Or at least so goes the headline from my chat with Brian Lehrer on WNYC today, encompassing the Anthropocene (and how to pronounce it) as well as our heated future. Take a listen!
THE RED VEINS of a certain pink petunia flower come courtesy of human DNA — the A’s, C’s, T’s, and G’s that teach a cell how to build itself. With the help of a virus, Brazilian-born Eduardo Kac was able to stitch human DNA — his own — into a petunia, veining the flower’s petals in red by generating an antibody with a snippet of his genetic code. This so-called “Edunia” is neither the product of genetic research, per se, nor botanical gamesmanship. Kac is simply an artist, and the Edunia (along with limited edition seed packs) has been exhibited from Minneapolis to Barcelona, a show he calls “Natural History of the Enigma.”
Or, as Kac puts it:
The petal pink background, against which the red veins are seen, is evocative of my own pinkish white skin tone. The result of this molecular manipulation is a bloom that creates the living image of human blood rushing through the veins of a flower.
Such is art in the Anthropocene, this new era of man necessitated by our ever-expanding impacts on the planet as a whole, from geology to biology. Kac’s work is hardly alone. Bio-art in the Anthropocene ranges from a book stored entirely in DNA to a poem “written” by a microbe, a living poem known as “The Xenotext” to its progenitor (not exactly author) Christian Bök of the University of Calgary.
Head over to the L.A. Review of Books to read the rest.
“As in all things, the bacteria got there first. One tiny cell built inside of itself a new pigment, a brilliant green thanks to its ability to absorb only certain colors in the light of a younger, weaker Sun. The pigment – dubbed chlorophyll by animals that rely on this one cell’s innumerable descendants to power name-giving brains – channeled the energy in sunshine to split the waters of Earth’s early oceans. The cell took in carbon dioxide, paired it with once watery hydrogen, and made food. In the process out bubbled a flammable gas that made life as we know it possible: oxygen.
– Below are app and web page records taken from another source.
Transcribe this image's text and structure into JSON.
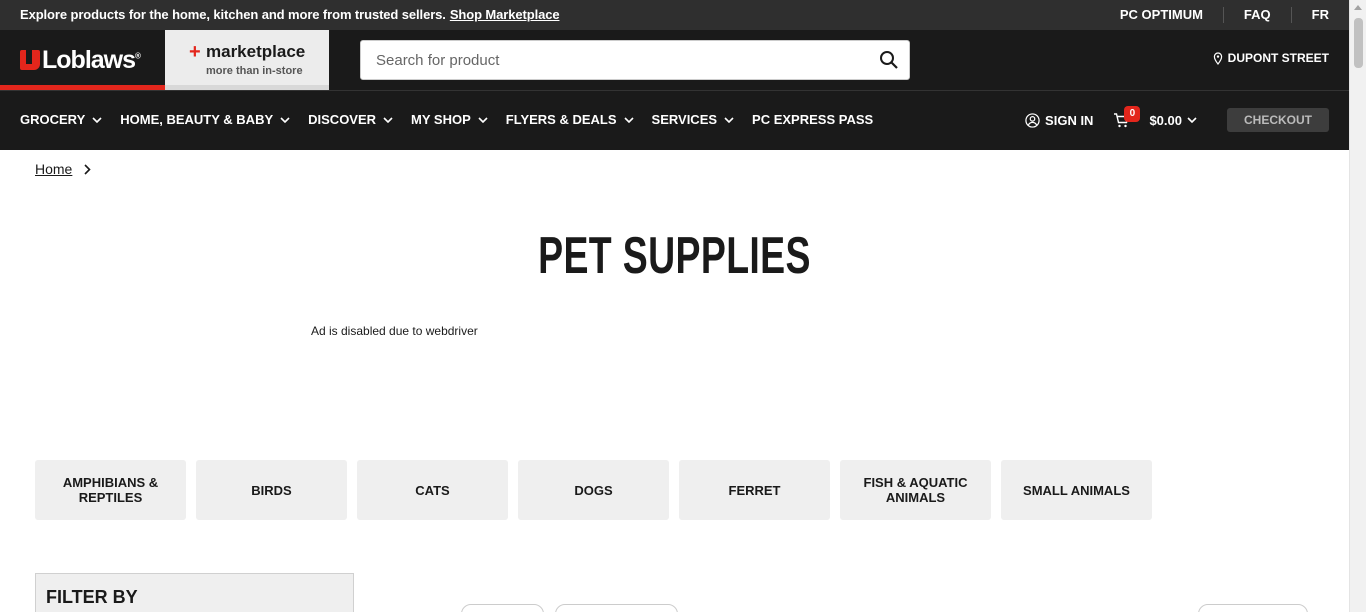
{
  "topbar": {
    "promo_text": "Explore products for the home, kitchen and more from trusted sellers.",
    "promo_link": "Shop Marketplace",
    "links": [
      "PC OPTIMUM",
      "FAQ",
      "FR"
    ]
  },
  "header": {
    "logo_text": "Loblaws",
    "marketplace_title": "marketplace",
    "marketplace_sub": "more than in-store",
    "search_placeholder": "Search for product",
    "store_name": "DUPONT STREET"
  },
  "nav": {
    "items": [
      {
        "label": "GROCERY",
        "dropdown": true
      },
      {
        "label": "HOME, BEAUTY & BABY",
        "dropdown": true
      },
      {
        "label": "DISCOVER",
        "dropdown": true
      },
      {
        "label": "MY SHOP",
        "dropdown": true
      },
      {
        "label": "FLYERS & DEALS",
        "dropdown": true
      },
      {
        "label": "SERVICES",
        "dropdown": true
      },
      {
        "label": "PC EXPRESS PASS",
        "dropdown": false
      }
    ],
    "sign_in": "SIGN IN",
    "cart_count": "0",
    "cart_total": "$0.00",
    "checkout": "CHECKOUT"
  },
  "breadcrumb": {
    "home": "Home"
  },
  "page": {
    "title": "PET SUPPLIES",
    "ad_notice": "Ad is disabled due to webdriver"
  },
  "categories": [
    "AMPHIBIANS & REPTILES",
    "BIRDS",
    "CATS",
    "DOGS",
    "FERRET",
    "FISH & AQUATIC ANIMALS",
    "SMALL ANIMALS"
  ],
  "filter": {
    "heading": "FILTER BY"
  },
  "colors": {
    "brand_red": "#e3261c",
    "header_bg": "#1a1a1a",
    "topbar_bg": "#2f2f2f"
  }
}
These bacteria were the first geoengineers – large-scale manipulators of the planetary environment…” And we will be the second. Read the rest over at Earth Island Journal.
So now that I’ve settled on the classic “journey” structure (for the moment), I’m turning my attention to characters. Who’s going to populate this book of mine? And who’s going to keep readers turning pages?
I’ve got folks who could certainly serve: from a buttoned-down astronaut who now spends his time studying how to deploy renewable energy most effectively to a mustachioed oceanographer raised in the Himalayas who would like to use marine life to rejigger the skies. There’s even the man Stephen Colbert asked: “Are you trying to play God, sir? Because you certainly have the beard for it.” (That’d be George Church, who’s also been in the news lately for saying the resurrection of Neanderthals is imminently feasible and possibly desirable.)
The problem is I have no single character who can carry the entire saga of the Anthropocene. My only hope is that I can somehow weave these characters in and out of some over-arching narrative but I’m worried that what will actually happen is that I’ll just write a couple of scenes or set-pieces and then that’s the end of that character for the rest of the book. (Call it seven to 10 articles masquerading as a book, or “journalist’s syndrome.”)
I guess the only way to find out is to start writing…